MOVIE REVIEW: HELMUT NEWTON: THE BAD AND THE BEAUTIFUL
Directed by Gero von Boehm, Opening July 24 in Chicago’s Music Box Virtual Theater at musicboxtheatre.com
7/23/2020, 11:17 a.m.
“Everybody remembers a bad picture. Nobody remembers the pain you went through to get a good picture.” Those were the immortal words of the great, celebrated and somewhat off-beat fashion photographic genius Helmut Newton, the subject of director Gero von Boehm’s expressive documentary Helmut Newton: The Bad and the Beautiful. It opened Friday July 24 in Chicago’s Music Box Virtual Theater at musicboxtheatre.com.
The film is an Official Selection of the 2020 Tribeca Film Festival.
Helmut Newton is considered one of the most important and controversial photographers of the 20th Century. His photographs appeared regularly in Vogue, both in the USA and internationally, Elle, Playboy and Marie-Claire, among others. He was the subject of numerous international solo exhibitions and established his own museum in Copenhagen.

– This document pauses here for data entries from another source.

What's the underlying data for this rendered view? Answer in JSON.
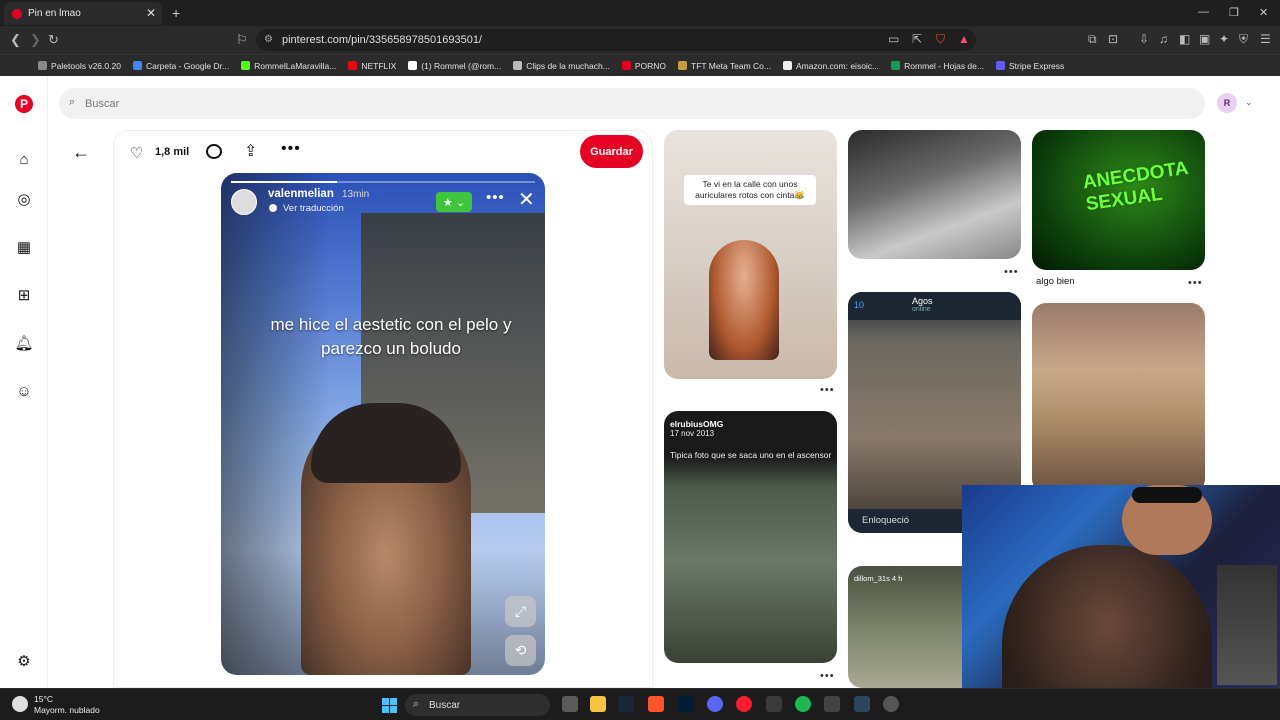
{
  "browser": {
    "tab_title": "Pin en lmao",
    "new_tab": "+",
    "url": "pinterest.com/pin/335658978501693501/",
    "bookmarks": [
      {
        "label": "Paletools v26.0.20",
        "color": "#888888"
      },
      {
        "label": "Carpeta - Google Dr...",
        "color": "#4285f4"
      },
      {
        "label": "RommelLaMaravilla...",
        "color": "#53fc18"
      },
      {
        "label": "NETFLIX",
        "color": "#e50914"
      },
      {
        "label": "(1) Rommel (@rom...",
        "color": "#ffffff"
      },
      {
        "label": "Clips de la muchach...",
        "color": "#bbbbbb"
      },
      {
        "label": "PORNO",
        "color": "#e60023"
      },
      {
        "label": "TFT Meta Team Co...",
        "color": "#c89b3c"
      },
      {
        "label": "Amazon.com: eisoic...",
        "color": "#eeeeee"
      },
      {
        "label": "Rommel - Hojas de...",
        "color": "#0f9d58"
      },
      {
        "label": "Stripe Express",
        "color": "#635bff"
      }
    ]
  },
  "pinterest": {
    "search_placeholder": "Buscar",
    "avatar_letter": "R",
    "pin": {
      "likes": "1,8 mil",
      "save_label": "Guardar",
      "story": {
        "username": "valenmelian",
        "time": "13min",
        "translate": "Ver traducción",
        "caption": "me hice el aestetic con el pelo y parezco un boludo",
        "progress": 0.35
      }
    },
    "grid": {
      "pin1_text": "Te vi en la calle con unos auriculares rotos con cinta😹",
      "pin3_overlay": "ANECDOTA SEXUAL",
      "pin3_label": "algo bien",
      "pin5_user": "elrubiusOMG",
      "pin5_date": "17 nov 2013",
      "pin5_text": "Tipica foto que se saca uno en el ascensor",
      "pin6_back": "10",
      "pin6_name": "Agos",
      "pin6_status": "online",
      "pin6_foot": "Enloqueció",
      "pin7_user": "dillom_31s 4 h"
    }
  },
  "taskbar": {
    "temp": "15°C",
    "weather": "Mayorm. nublado",
    "search": "Buscar"
  },
  "colors": {
    "brand": "#e60023",
    "browser_bg": "#202124"
  }
}
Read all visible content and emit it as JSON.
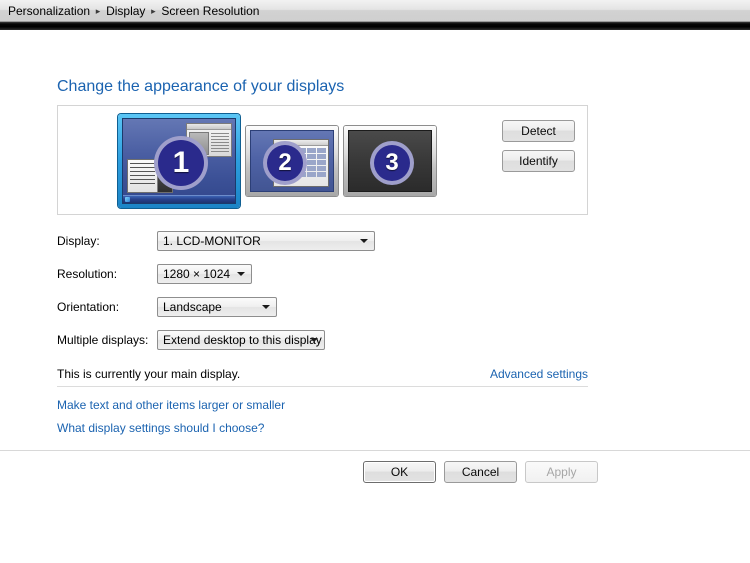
{
  "breadcrumb": {
    "items": [
      "Personalization",
      "Display",
      "Screen Resolution"
    ],
    "separator": "▸"
  },
  "page": {
    "title": "Change the appearance of your displays"
  },
  "preview": {
    "monitors": [
      {
        "number": "1",
        "name": "monitor-1",
        "state": "selected-main"
      },
      {
        "number": "2",
        "name": "monitor-2",
        "state": "extended"
      },
      {
        "number": "3",
        "name": "monitor-3",
        "state": "inactive"
      }
    ],
    "detect_label": "Detect",
    "identify_label": "Identify"
  },
  "form": {
    "display": {
      "label": "Display:",
      "value": "1. LCD-MONITOR"
    },
    "resolution": {
      "label": "Resolution:",
      "value": "1280 × 1024"
    },
    "orientation": {
      "label": "Orientation:",
      "value": "Landscape"
    },
    "multiple_displays": {
      "label": "Multiple displays:",
      "value": "Extend desktop to this display"
    }
  },
  "status": {
    "text": "This is currently your main display.",
    "advanced_settings": "Advanced settings"
  },
  "links": {
    "make_text_larger": "Make text and other items larger or smaller",
    "what_settings": "What display settings should I choose?"
  },
  "footer": {
    "ok": "OK",
    "cancel": "Cancel",
    "apply": "Apply"
  },
  "colors": {
    "link": "#1b63b0",
    "title": "#1b63b0",
    "selection_glow": "#2d9ede",
    "badge": "#2a2a8c"
  }
}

“World famous photographer Helmut Newton died today in a car crash in West Hollywood,” an off-screen narrator intones early in the film. Dead at 83, Newton left behind a plethora of unforgettable, sometimes shocking images that lept from the pages of Vogue and other publications, creating the images that were the calling cards of fashion legends Karl Lagerfeld and Yves St. Laurent, among others.
Legendary Vogue Editor-In-Chief Anna Wintour explains:
“In Helmut’s visual world, the women are everything. “
Helmut Newton liked to explain it thusly, “Men are just accessories, like hats and gloves.
Famed Italian actress and frequent Helmut model Isabella Rossellini sums it up best; “Helmut doesn’t just look at women as a sexual object. It’s much more complicated than that. A Helmut Newton woman is strong, provocative and in charge.
“At the same time, the photos are an expression of machismo, but also an expression of a culture. Men are attracted to women. At the same time, they are also angry at them. Because they ARE attracted to them, it makes them (the men) vulnerable, and that makes men resentful!”
That psychological conundrum sheds some light on the iconic photographs that Newton took with perhaps his most controversial subject, the performance artist and singing legend Grace Jones. Newton photographed Jones lying nude with a knife in her hand, poised to attack some unseen assailant.
“He seemed a little bit perverted,” Jones said of her first impression of Newton . “But, so am I. So it’s allright! His idea for the photo was erotic, but with dimensions. it had depth. It told a story.
“ I watched everything he did, because he took the picture so quickly. He was waiting for just the right moment, when the light was coming down.
“ I remember I was lying there naked on a cot, and he put a knife in my hand. The way that the light cast a shadow as it was moving, at one point it covered just over this part here ,” she says, pointing to her private area. “ But there was never anything vulgar about it. It was beautiful. It was done as if it was something to add to the story. “
She continues. “He (Helmut) waits just until the light hits the knife before he takes the picture. But there’s no one else in the picture, so it leaves the rest to your imagination. You’re still wondering, because it tells a story.”